And the students were so wonderful: patient, cooperative, cheerful. I asked them all (via a Moodle forum, of course) how they were feeling about starting the semester. They virtually all said: excited, grateful, and worried about how long we can make this in-person thing last. They really want it to last. My half-dozen remote learners are cheering us on, even as they join online.

I also asked students what new skills they had learned during the last six months of the pandemic, with all its limitations. I found their answers charming and encouraging, even inspiring. They had kept themselves busy in productive and/or whimsical ways, whether in their jobs or stuck at home.  

Skills students reported learning during quarantine: 
– identifying native plant species
– welding
– playing the ukulele (two different students!)
– linocut print making
– restoring antique furniture
– lots of cooking/baking answers: breakfast burrito, fried chicken, empanadas, sourdough bread, fancy cakes
– wakesurfing
– knitting
– reenacting scenes from Pixar movies
– working as a Shipt shopper, bagging groceries
– studying Hebrew
– holding a squirming cat or dog for a blood draw
– mastering real estate jargon
– positioning box fans for maximum cooling effect
– tying French knots (an embroidery skill)
– driving a Skytrak

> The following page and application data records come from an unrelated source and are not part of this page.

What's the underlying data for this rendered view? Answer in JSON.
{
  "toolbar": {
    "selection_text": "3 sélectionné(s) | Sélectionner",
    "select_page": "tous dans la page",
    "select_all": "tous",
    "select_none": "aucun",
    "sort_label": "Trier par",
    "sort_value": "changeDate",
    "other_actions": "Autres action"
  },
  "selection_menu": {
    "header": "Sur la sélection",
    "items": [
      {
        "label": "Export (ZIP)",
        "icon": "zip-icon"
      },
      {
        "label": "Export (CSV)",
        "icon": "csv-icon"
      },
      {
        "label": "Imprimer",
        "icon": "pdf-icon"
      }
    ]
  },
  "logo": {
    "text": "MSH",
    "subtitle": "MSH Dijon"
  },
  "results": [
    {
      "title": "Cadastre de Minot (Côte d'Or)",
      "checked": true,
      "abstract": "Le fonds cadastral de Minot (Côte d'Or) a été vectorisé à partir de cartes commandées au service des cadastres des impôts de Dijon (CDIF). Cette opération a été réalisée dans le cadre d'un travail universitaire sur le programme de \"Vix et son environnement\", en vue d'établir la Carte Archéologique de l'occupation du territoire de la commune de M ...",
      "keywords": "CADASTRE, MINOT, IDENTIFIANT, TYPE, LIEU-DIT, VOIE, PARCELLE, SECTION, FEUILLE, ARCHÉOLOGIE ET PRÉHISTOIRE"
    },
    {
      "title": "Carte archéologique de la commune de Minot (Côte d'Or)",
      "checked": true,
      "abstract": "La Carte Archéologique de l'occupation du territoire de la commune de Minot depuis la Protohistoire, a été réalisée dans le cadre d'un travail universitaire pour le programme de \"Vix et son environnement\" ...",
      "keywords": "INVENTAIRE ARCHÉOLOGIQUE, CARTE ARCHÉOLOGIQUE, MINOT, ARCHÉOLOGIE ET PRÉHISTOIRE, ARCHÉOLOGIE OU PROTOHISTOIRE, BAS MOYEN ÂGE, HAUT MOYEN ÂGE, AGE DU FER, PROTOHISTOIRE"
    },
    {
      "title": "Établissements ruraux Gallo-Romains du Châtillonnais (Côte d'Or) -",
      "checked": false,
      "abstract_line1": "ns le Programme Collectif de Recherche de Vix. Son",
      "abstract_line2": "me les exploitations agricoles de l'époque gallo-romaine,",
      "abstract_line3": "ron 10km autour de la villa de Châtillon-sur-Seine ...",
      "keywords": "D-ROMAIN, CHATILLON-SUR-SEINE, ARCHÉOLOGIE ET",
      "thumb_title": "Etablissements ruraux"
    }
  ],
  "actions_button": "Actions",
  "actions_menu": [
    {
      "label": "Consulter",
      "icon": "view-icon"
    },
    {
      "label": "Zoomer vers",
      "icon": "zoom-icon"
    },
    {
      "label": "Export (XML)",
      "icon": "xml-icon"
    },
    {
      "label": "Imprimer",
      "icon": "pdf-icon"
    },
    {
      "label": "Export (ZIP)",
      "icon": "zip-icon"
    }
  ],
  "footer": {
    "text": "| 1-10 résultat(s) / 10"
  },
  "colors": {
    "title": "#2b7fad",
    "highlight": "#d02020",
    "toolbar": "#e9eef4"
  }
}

For some reason, these tiny glimpses into students’ lives over the past six months have cheered me up immensely. As Jennifer Holberg wrote so beautifully earlier this week, we professors have the privilege of meeting dozens of interesting new people every semester—young student-colleagues whom we get to cheer on, work with, and learn from. And she’s absolutely right: even after decades of teaching, despite the aggravations and challenges and upheavals that inevitably come, the joy of working with students never fades.

Thank goodness for young people. They’re coming of age at such a rotten moment, yet they keep seizing the day. Even through the fog of masks, technology, distancing, and numerous awkward protocols, I am riding on the students’ energy, their high expectations and high hopes. They are so glad to be back. They are so ready to learn. They are so eager for anything resembling normal. They are so patient with me.

This is a rough season for all teachers and students (and their parents, too—another topic entirely). Not to diminish people’s resilience and ingenuity in other walks of life right now—of course. Or to distract from people who are truly traumatized and suffering now. But do send some prayers, if you would, for everyone persevering bravely with the good and noble work of education.

Also: can someone please explain to me how to make nice, elegant, bullet-point lists on this WordPress blog platform?

Leave a Reply